Strategic CIO // Executive Insights & Innovation
Commentary
6/1/2009
08:43 AM
Bob Evans
Bob Evans
Commentary
Connect Directly
RSS
E-Mail
50%
50%

We Have Seen The Future Of The Auto Industry And It Is Software

With the U.S. auto industry in shambles and the government transferring ownership of it to the autoworkers' unions, one analyst says the only salvation lies in retooling the entire car industry around the model of the IT industry: electric cars built with off-the-shelf hardware and differentiated by software.

With the U.S. auto industry in shambles and the government transferring ownership of it to the autoworkers' unions, one analyst says the only salvation lies in retooling the entire car industry around the model of the IT industry: electric cars built with off-the-shelf hardware and differentiated by software."We are already seeing hints of this today. Most auto companies have shared the development of the new breed of 6+ speed auto-trans hardware. But from the driver's perspective, some shift harsher or much too often. The difference is the software. Drivers would have no idea their cars share the same transmission hardware," says Michael Steinberg in a column on Seeking Alpha.

"Now take it to the next level where there becomes virtually no hardware differentiation between vehicles. And the complexity becomes balancing power consumption and recovery, and battery life. Performance is now driven by the sophistication of the controlling software, thus software is the new horsepower."

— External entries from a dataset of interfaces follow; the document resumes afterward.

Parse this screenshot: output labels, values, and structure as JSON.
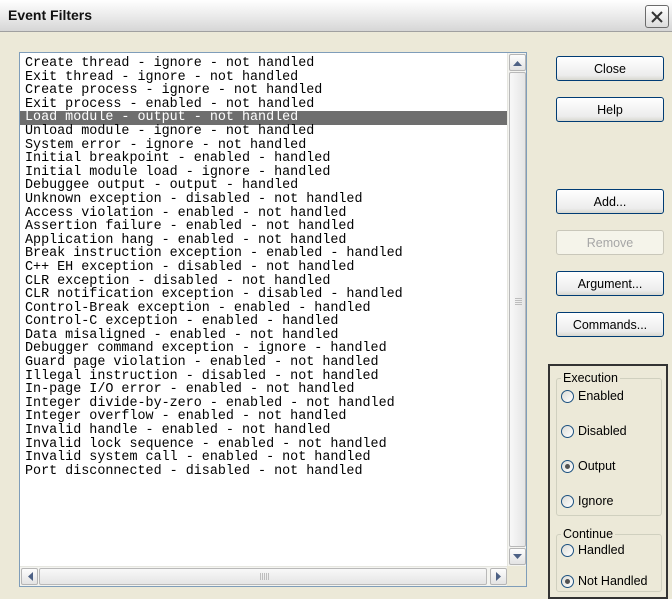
{
  "window": {
    "title": "Event Filters",
    "close_glyph": "✕"
  },
  "events": [
    "Create thread - ignore - not handled",
    "Exit thread - ignore - not handled",
    "Create process - ignore - not handled",
    "Exit process - enabled - not handled",
    "Load module - output - not handled",
    "Unload module - ignore - not handled",
    "System error - ignore - not handled",
    "Initial breakpoint - enabled - handled",
    "Initial module load - ignore - handled",
    "Debuggee output - output - handled",
    "Unknown exception - disabled - not handled",
    "Access violation - enabled - not handled",
    "Assertion failure - enabled - not handled",
    "Application hang - enabled - not handled",
    "Break instruction exception - enabled - handled",
    "C++ EH exception - disabled - not handled",
    "CLR exception - disabled - not handled",
    "CLR notification exception - disabled - handled",
    "Control-Break exception - enabled - handled",
    "Control-C exception - enabled - handled",
    "Data misaligned - enabled - not handled",
    "Debugger command exception - ignore - handled",
    "Guard page violation - enabled - not handled",
    "Illegal instruction - disabled - not handled",
    "In-page I/O error - enabled - not handled",
    "Integer divide-by-zero - enabled - not handled",
    "Integer overflow - enabled - not handled",
    "Invalid handle - enabled - not handled",
    "Invalid lock sequence - enabled - not handled",
    "Invalid system call - enabled - not handled",
    "Port disconnected - disabled - not handled"
  ],
  "selected_index": 4,
  "buttons": {
    "close": "Close",
    "help": "Help",
    "add": "Add...",
    "remove": "Remove",
    "argument": "Argument...",
    "commands": "Commands..."
  },
  "execution": {
    "title": "Execution",
    "options": [
      "Enabled",
      "Disabled",
      "Output",
      "Ignore"
    ],
    "selected": "Output"
  },
  "continue": {
    "title": "Continue",
    "options": [
      "Handled",
      "Not Handled"
    ],
    "selected": "Not Handled"
  },
  "colors": {
    "selection_bg": "#6e6e6e",
    "dialog_bg": "#ece9d8"
  }
}
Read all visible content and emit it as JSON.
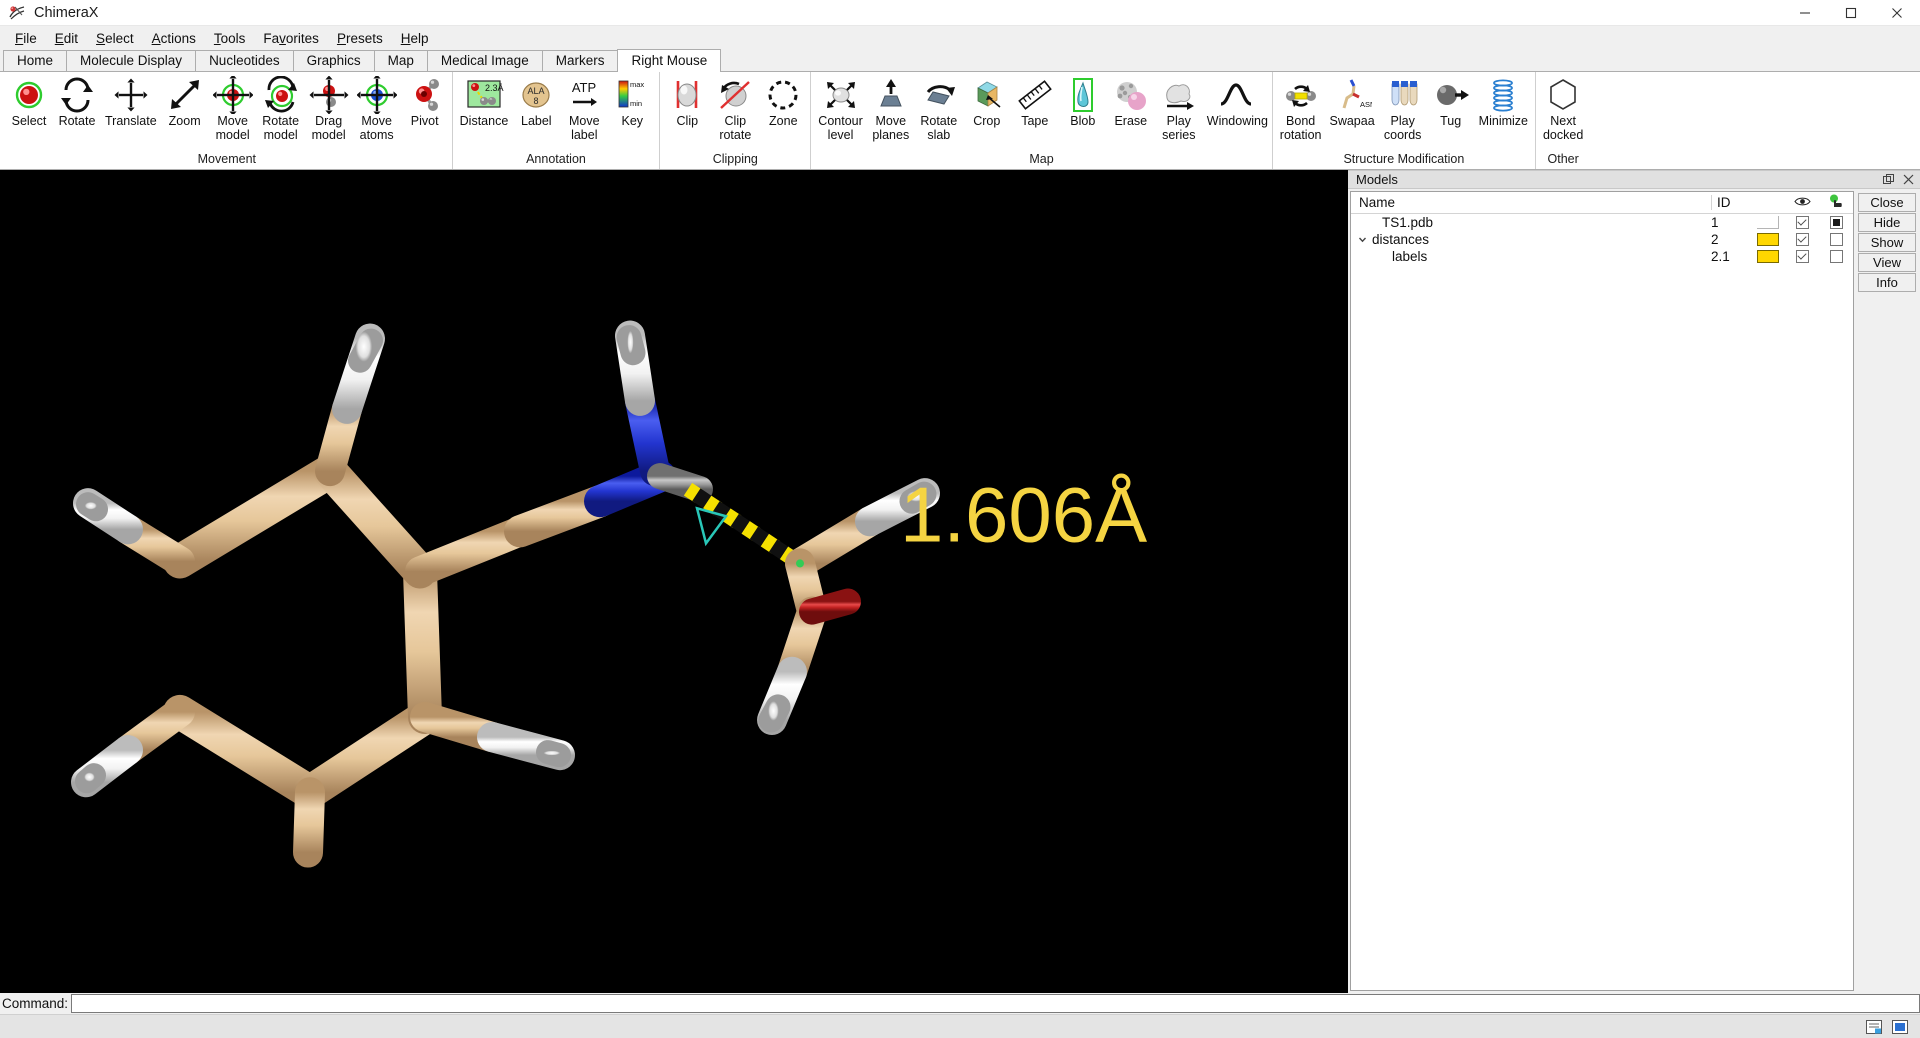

Now, I'm not exactly a gearhead -- I once thought I was treating my car to top-of-the-line motor oil when in fact I had gunked it up with a quart of transmission fluid. So I don't pretend to understand all of the intricacies of the combustion-engine model versus the electric model that Steinberg's touting. But I do know that by looking at this from a purely industry perspective, Steinberg is massively understating the difficulty of such a change, no matter how much sense his theory might make in a hypothetical sense.

Because industries serve at the pleasure of their customers, not vice-versa, and what if somewhere along this hyperevolutionary path, American consumers continue to show unwavering allegiance to internal-combustion engines versus electric motors? If the customer's always right, and the customer says he wants more choices than just electric cars differentiated by software, what happens then?

Well, a couple of years ago, this would have seemed like little more than an intellectual riddle. But today, with the Obama administration showing not just a willingness but an eagerness to become actively involved in the management of private industry, and with the leadership role it has taken in transferring huge portions of the ownership of Chrysler and G.M. from the private sector to the autoworkers' union, maybe this will be one case where the customer's not always right. And in which the new philosophy becomes an echo of Henry Ford's 100-year-old comment about choice of color: "You can have type of car you want as long as it's electric."

Should such a miserable day come to pass, then Steinberg's vision could prove to be a winner. As he says, "Readers could argue that auto parts makers have been squeezed hard by the assemblers, and many are already bankrupt. It can also be said the disk drive and memory manufacturers have lower margins than the box makers. But that misses the point that America does not have to focus on the commodity parts business in any industry. There is plenty of value adding profit to be made in the new auto electric motors, electronic controllers and most of all software."

So will we see a whole second childhood for the "Intel Inside" campaign? Steinberg it's inevitable, as the car industry goes the way of the IT industry and software becomes the center of differentiation:

Historically, America has been a nation of innovators, positioned in the most value adding parts of the food chain. We need to be less concerned about the low value adding assemblers and more focused on designing and building high value parts and very high value software. We do not need Ford , GM and Chrysler for America to make a lot of money and create a lot of high paying jobs in the auto industry.

Don't be surprised to see "Intel Inside" on Chevy's trunk lid.

Comment  | 
Print  | 
More Insights
The Business of Going Digital
The Business of Going Digital
Digital business isn't about changing code; it's about changing what legacy sales, distribution, customer service, and product groups do in the new digital age. It's about bringing big data analytics, mobile, social, marketing automation, cloud computing, and the app economy together to launch new products and services. We're seeing new titles in this digital revolution, new responsibilities, new business models, and major shifts in technology spending.
Register for InformationWeek Newsletters
White Papers
Current Issue
InformationWeek Tech Digest - August 20, 2014
CIOs need people who know the ins and outs of cloud software stacks and security, and, most of all, can break through cultural resistance.
Flash Poll
Video
Slideshows
Twitter Feed
InformationWeek Radio
Sponsored Live Streaming Video
Everything You've Been Told About Mobility Is Wrong
Attend this video symposium with Sean Wisdom, Global Director of Mobility Solutions, and learn about how you can harness powerful new products to mobilize your business potential.